[Items from an interface collection]

■ ■ ■ ■ ■ ■ ■

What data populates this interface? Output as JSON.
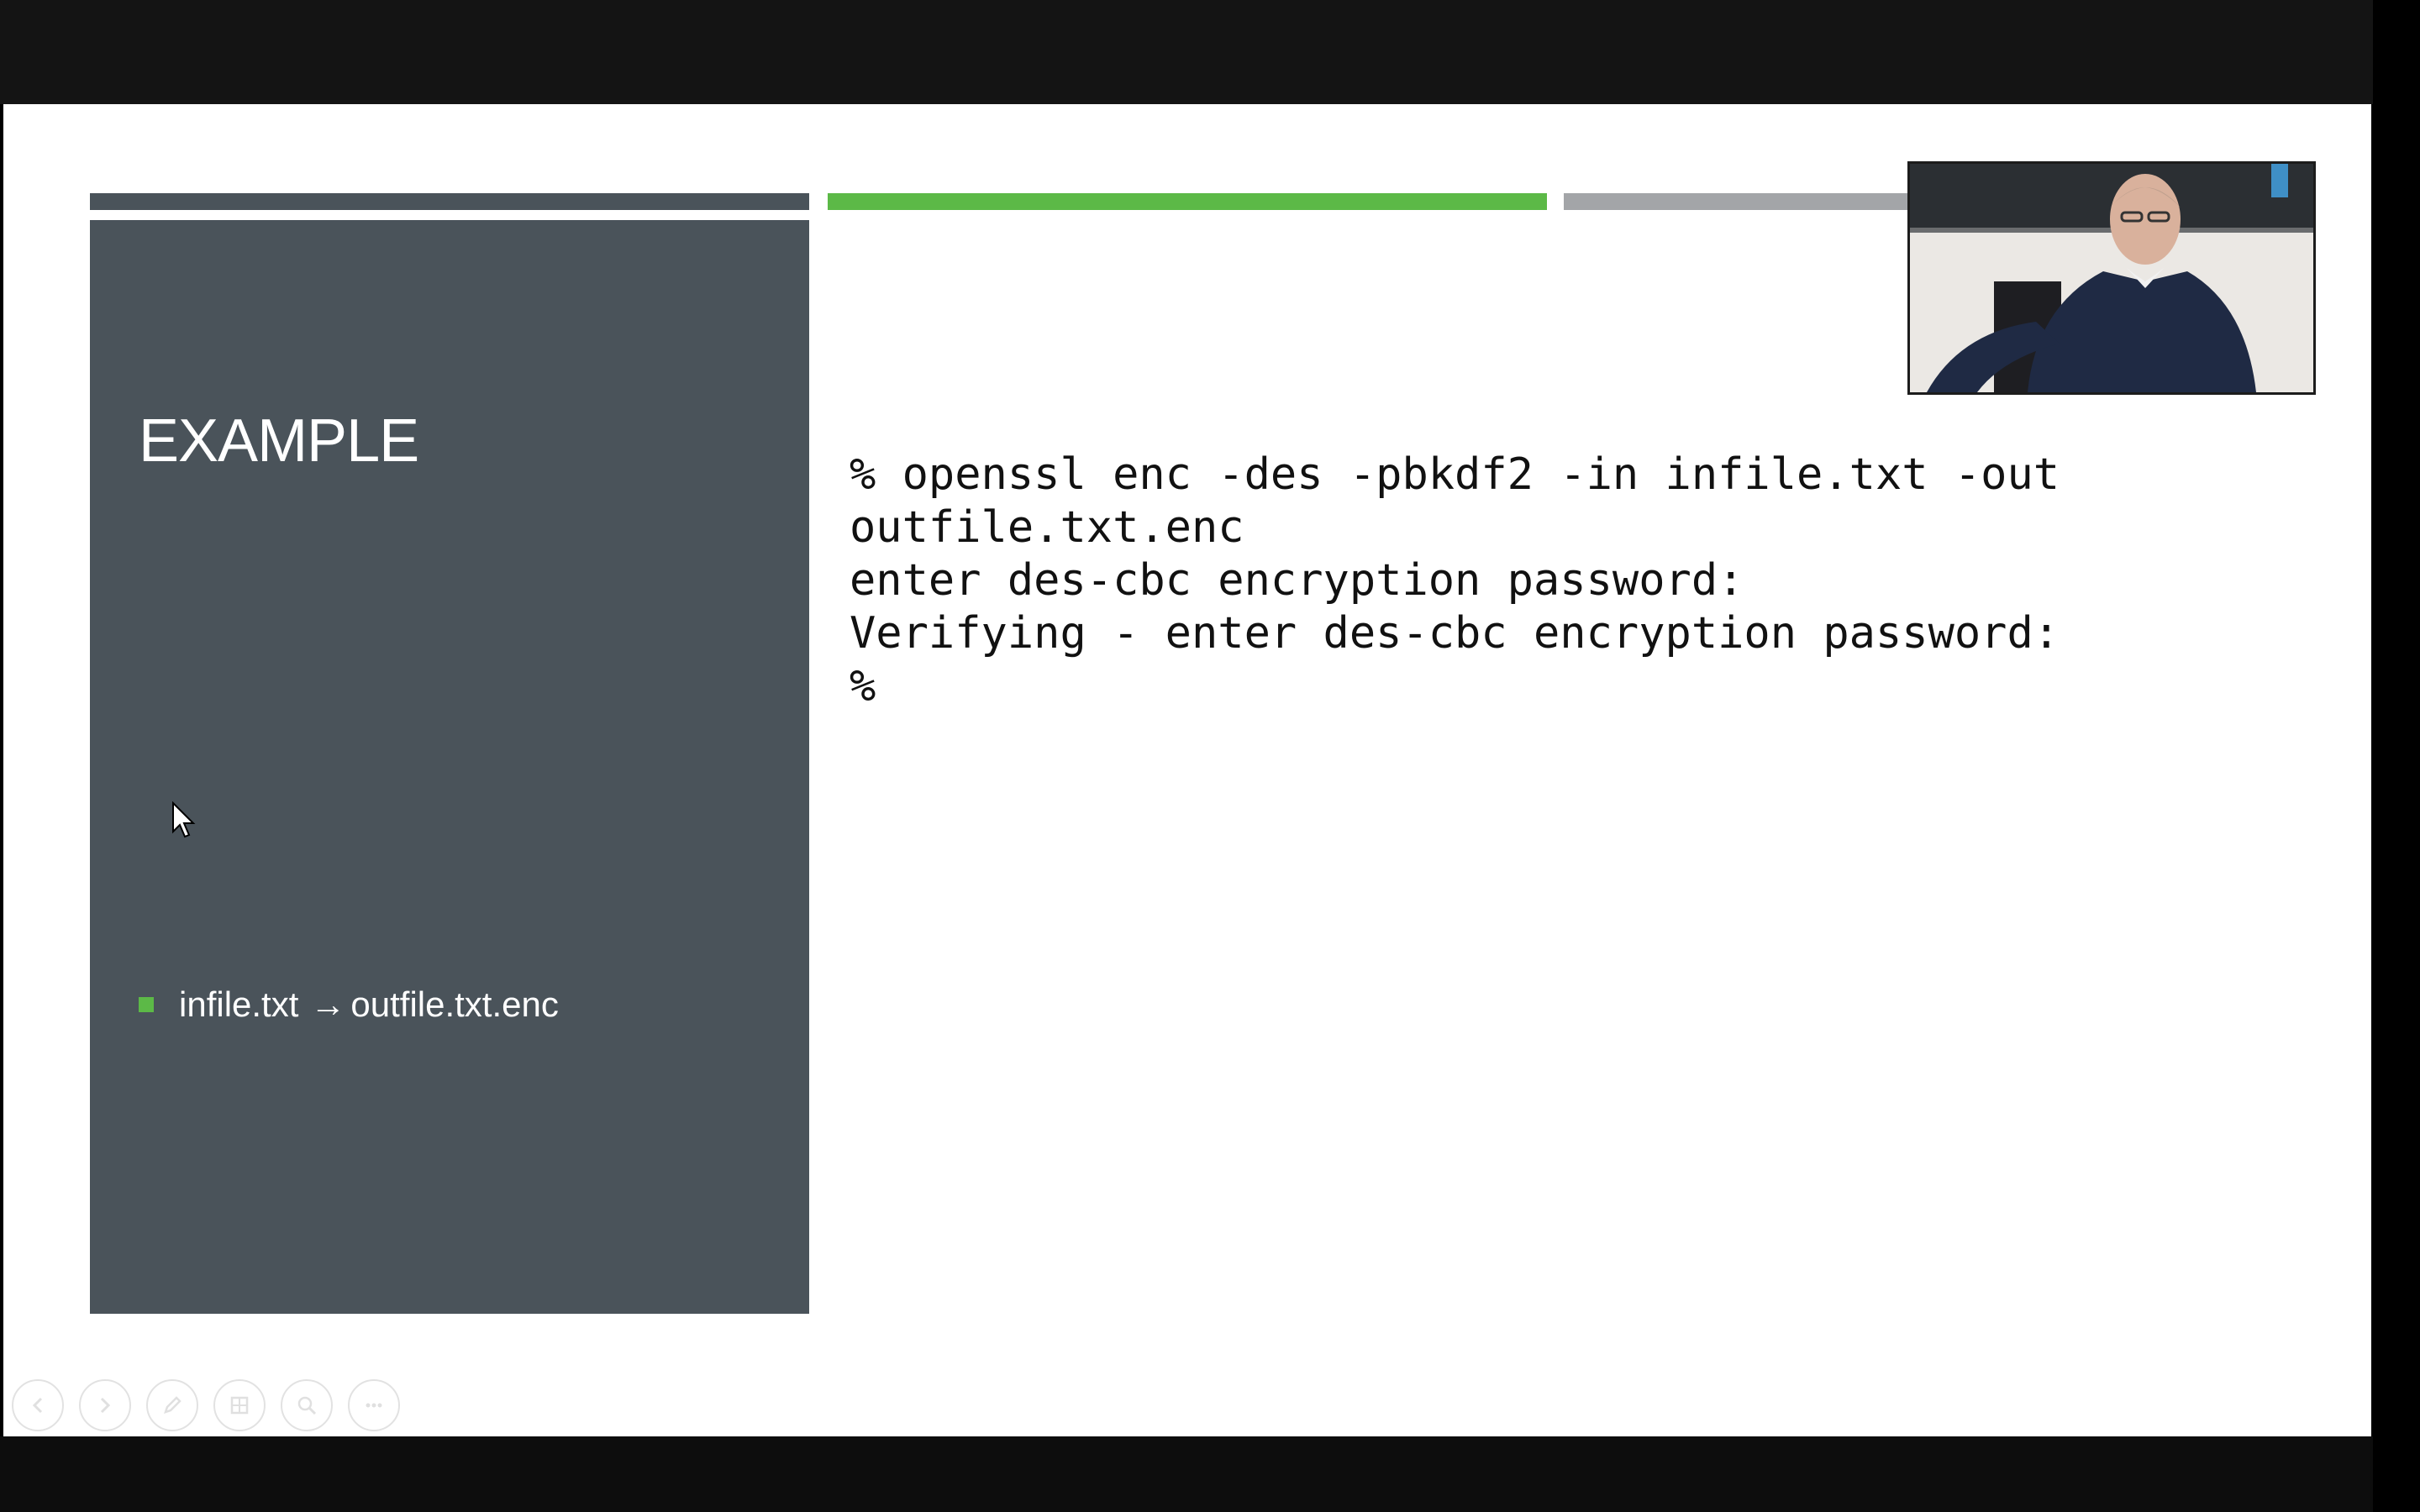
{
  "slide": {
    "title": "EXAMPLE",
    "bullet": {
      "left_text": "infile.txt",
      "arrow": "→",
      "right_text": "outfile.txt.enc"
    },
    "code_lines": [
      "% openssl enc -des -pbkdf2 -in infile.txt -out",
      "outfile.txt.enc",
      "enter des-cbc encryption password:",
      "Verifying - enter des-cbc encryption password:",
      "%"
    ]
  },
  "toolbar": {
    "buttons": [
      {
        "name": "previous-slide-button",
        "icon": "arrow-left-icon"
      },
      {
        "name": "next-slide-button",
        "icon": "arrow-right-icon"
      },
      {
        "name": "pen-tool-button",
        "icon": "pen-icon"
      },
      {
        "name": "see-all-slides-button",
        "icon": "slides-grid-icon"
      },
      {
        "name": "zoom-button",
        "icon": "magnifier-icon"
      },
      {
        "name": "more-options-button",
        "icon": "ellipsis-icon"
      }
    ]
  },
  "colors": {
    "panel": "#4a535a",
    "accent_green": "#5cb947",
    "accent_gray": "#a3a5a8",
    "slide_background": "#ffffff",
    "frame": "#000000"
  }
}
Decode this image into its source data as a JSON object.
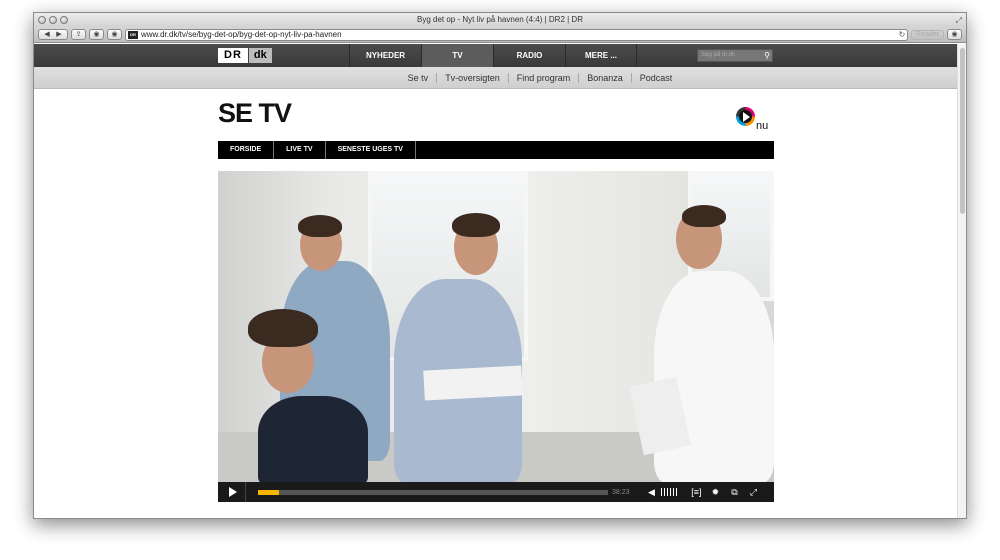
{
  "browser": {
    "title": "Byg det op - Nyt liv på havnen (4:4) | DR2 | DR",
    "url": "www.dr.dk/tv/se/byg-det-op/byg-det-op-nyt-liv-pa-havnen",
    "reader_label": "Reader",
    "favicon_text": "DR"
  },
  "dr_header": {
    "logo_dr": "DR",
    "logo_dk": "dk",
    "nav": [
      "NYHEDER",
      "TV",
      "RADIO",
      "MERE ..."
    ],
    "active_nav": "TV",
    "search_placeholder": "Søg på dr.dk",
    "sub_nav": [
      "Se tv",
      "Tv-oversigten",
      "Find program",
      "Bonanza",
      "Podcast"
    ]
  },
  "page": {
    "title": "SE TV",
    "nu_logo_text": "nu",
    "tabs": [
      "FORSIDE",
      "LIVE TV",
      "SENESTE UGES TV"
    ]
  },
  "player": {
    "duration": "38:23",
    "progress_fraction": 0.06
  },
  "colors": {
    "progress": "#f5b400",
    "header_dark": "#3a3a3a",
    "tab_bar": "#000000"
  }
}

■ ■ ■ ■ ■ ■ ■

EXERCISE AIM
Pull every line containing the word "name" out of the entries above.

EXERCISE ANSWER
        "name": "previous-slide-button",
        "name": "next-slide-button",
        "name": "pen-tool-button",
        "name": "see-all-slides-button",
        "name": "zoom-button",
        "name": "more-options-button",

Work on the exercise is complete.